THE PROBLEM »
Determine how many lines below include the string "title". Reply with the number only.

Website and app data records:
══════
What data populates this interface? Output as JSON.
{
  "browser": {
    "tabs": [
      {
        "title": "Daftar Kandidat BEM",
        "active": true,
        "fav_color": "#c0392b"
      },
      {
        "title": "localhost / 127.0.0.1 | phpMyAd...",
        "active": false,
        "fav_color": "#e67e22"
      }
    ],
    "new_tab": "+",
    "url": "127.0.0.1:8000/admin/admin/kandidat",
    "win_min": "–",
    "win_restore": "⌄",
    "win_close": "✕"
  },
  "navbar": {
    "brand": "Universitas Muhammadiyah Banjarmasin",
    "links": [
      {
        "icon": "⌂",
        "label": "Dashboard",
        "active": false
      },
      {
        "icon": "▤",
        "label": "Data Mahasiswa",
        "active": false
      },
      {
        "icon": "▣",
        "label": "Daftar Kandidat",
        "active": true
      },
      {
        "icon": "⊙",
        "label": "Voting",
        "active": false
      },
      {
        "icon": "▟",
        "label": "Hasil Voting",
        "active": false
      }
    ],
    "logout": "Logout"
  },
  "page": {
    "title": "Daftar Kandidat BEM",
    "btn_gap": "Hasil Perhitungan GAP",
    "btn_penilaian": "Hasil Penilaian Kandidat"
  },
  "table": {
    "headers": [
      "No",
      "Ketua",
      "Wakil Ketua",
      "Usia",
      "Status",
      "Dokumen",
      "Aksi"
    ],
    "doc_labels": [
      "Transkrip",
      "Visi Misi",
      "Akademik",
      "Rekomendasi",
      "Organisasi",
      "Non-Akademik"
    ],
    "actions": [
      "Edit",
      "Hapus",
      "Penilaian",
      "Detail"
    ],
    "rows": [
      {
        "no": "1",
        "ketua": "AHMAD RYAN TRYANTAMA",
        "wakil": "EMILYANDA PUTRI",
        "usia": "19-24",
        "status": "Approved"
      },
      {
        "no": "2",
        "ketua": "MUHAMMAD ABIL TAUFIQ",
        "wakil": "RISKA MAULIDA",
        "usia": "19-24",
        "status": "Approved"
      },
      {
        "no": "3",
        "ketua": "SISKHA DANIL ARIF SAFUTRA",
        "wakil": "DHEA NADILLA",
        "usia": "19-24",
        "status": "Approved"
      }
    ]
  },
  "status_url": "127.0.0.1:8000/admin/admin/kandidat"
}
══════
REPLY »
3